The Regular Session of the Committee was fast approaching and in a span of just over five weeks we were geared up for a smooth show. Running errands from the NGO section office to the conference room in the main Secretariat building had become a frequent affair and enjoyable all the same as we would get to relish the sumptuous meals at the One-world Café- a melting pot of different cuisines from across the world. My vegetarian co-workers must agree that they never felt out of place as there was always something for them to eat (I was the only non-vegetarian in the group).

Daniel Perez is the technical wizard of the team at the NGO Section and he helped us set-up, maintain and trouble-shoot the IT infrastructure used to run the paperless committee during the session. The Committee commenced with full vigour. To our horror, the Paperless Committee became inaccessible in the afternoon after a smooth and error-free session in the morning. But we did not get disheartened. Part of the team got together to provide the delegates with paper backup while the rest of us channeled our efforts into getting the Paperless Committee up and running. After hours of trouble-shooting in the evening and elimination of causes, we narrowed down the cause of failure to a peculiar virus attack that choked the bandwidth of the network. It was not long before we administered thorough virus scans on the laptops used by the delegates. The network was up and running before the following afternoon. However, we had more work at hand as we had to run virus scans twice every day before the commencement of each session.

Note taking of the proceedings of the committee was a job that was handled by each intern by rotation. This task was one that required maximum concentration and a high level of alertness. Any point missed could lead to misinterpretation of an entire discussion among the delegates. The biggest advantage the note-takers had was that they learnt a great deal about the NGOs whose applications were being discussed or reviewed. And it was this involvement with the work of the NGOs that gave us a chance to interact with delegations from the member nations.

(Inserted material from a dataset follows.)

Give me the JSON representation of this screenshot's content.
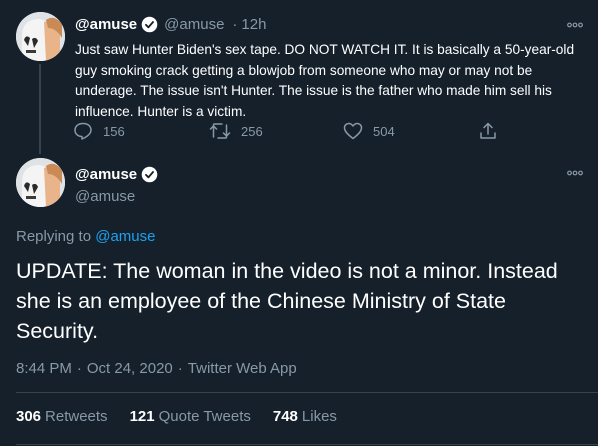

We had the honour of having lunch with the delegate representing India- Smt. Mukta Tomar who appreciated the work that the Indian team had put in during the Committee. This was when we realised that our contribution was special and MET had provided us a platform for making a difference at the global level!

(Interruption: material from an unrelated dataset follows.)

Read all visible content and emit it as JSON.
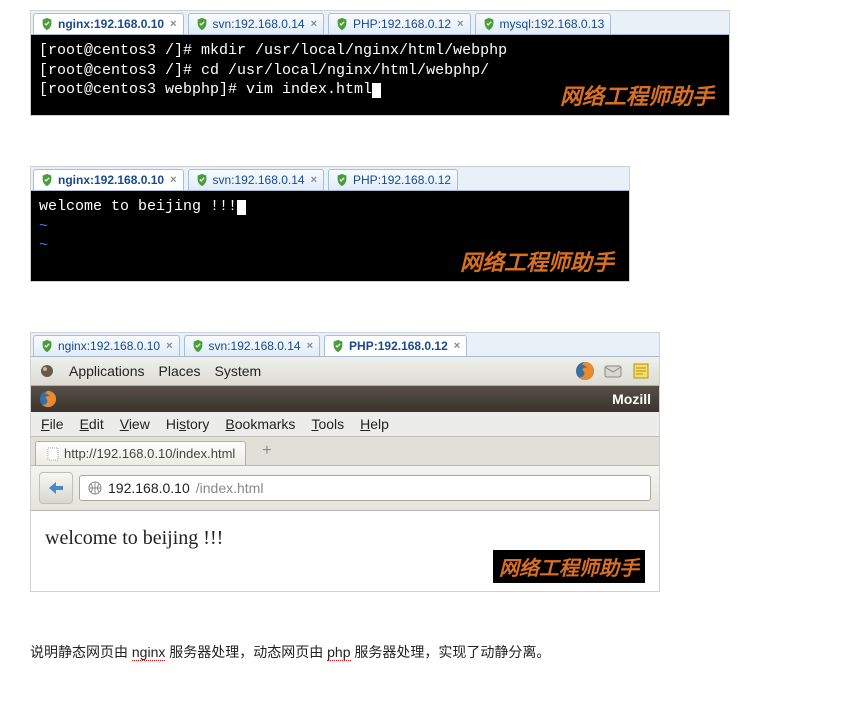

I must acknowledge without being boastful that the team handled the overwhelming realm of tasks during the days of the Committee very well indeed! And the results showed up- the committee was able to complete all the work on the agenda two days before schedule! But that did not mean that we had more time to rest. As they say in the corporate world- "So much to be done, so little is done!"

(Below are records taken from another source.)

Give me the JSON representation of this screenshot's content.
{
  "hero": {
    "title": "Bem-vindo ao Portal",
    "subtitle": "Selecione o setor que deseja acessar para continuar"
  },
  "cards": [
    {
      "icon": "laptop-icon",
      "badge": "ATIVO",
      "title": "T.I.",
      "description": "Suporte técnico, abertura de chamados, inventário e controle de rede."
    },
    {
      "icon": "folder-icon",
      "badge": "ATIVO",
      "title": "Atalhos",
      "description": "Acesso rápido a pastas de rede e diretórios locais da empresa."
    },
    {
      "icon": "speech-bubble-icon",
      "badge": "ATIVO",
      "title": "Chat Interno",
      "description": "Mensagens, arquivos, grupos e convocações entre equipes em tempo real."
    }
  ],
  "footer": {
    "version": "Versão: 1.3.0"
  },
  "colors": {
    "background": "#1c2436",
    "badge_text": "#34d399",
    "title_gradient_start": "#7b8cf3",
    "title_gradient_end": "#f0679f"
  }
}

We decided to spend the remaining days of our Winter Mission in concentrating on regular work of the NGO Section and learnt that the scope of work of this tiny group was very broad. In the following weeks we were fortunate to witness a movie screening on Dr. Kiran Bedi who was at the end of her tenure in the UN. The documentary on reform of the prisoners at Tihar jail through meditation- "You be the Sky" moved many a heart. I thank my stars that I was spectator to a fabulous speech by an assertive and charismatic orator like Dr. Kiran Bedi!

Talking about influential women, an NGO called "Woman on Top" sponsored a conference on Domestic Violence of which we did become a part. The team helped to manage logistics for the opening ceremony of the conference organised by the NGO Section.

Our last week was spent wrapping up the various projects that were ongoing like the Publication of the Millennium Development Goals where I had to hand-over the completed surveys of NGOs who sent in details of the work that they were doing in line with the eight goals set out by the United Nations.

If I were to sum up what I learnt from this Winter Mission, I could go on endlessly using all the buzzwords of management for all of them did unfold while we performed the wide range of tasks. Each one of us specialised in some areas while assisting others in their work. But what matters most to me is that we did make a difference, a difference that may have changed the life of someone, somewhere.

(Pawan was a part of the 2004 Winter batch of UN Interns)